*** Opening of Excerpted data ***

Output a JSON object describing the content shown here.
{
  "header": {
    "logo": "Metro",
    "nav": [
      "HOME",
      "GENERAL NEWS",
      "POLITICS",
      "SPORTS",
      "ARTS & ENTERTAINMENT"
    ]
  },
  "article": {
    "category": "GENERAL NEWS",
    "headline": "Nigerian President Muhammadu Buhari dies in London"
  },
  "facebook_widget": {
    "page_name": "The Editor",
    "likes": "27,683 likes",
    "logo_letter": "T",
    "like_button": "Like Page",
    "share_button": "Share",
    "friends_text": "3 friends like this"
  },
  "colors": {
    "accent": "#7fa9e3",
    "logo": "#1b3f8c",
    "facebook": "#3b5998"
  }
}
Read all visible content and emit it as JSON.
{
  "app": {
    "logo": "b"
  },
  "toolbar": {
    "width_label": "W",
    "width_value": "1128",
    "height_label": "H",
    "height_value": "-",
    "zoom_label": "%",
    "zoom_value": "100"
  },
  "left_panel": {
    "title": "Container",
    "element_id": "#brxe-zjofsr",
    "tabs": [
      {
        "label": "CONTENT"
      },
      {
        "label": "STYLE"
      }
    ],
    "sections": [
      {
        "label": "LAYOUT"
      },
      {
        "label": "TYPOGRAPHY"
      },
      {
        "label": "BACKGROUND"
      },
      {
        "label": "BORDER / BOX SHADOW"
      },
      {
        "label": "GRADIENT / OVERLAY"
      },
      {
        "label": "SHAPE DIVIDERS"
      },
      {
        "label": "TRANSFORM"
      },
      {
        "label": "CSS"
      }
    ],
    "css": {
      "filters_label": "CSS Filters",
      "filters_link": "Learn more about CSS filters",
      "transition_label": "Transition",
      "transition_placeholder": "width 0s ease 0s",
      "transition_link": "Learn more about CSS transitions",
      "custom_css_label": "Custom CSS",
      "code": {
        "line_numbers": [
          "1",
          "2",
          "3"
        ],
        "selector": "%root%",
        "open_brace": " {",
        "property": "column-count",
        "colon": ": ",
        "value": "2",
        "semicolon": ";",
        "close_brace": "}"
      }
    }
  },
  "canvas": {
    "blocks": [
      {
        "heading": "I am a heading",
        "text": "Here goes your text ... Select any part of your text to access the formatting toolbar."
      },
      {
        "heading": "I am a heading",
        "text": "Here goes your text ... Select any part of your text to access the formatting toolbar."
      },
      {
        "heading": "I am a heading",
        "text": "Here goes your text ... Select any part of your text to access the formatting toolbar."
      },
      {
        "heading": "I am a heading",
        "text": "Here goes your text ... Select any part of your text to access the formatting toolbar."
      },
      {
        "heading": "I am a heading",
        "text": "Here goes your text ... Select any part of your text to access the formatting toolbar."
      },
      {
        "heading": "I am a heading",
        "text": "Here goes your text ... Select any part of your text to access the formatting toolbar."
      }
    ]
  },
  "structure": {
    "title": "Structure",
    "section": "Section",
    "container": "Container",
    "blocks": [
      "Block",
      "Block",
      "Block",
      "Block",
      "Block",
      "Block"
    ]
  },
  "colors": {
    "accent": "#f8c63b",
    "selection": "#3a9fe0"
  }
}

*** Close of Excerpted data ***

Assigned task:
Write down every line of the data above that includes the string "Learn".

Solution:
      "filters_link": "Learn more about CSS filters",
      "transition_link": "Learn more about CSS transitions",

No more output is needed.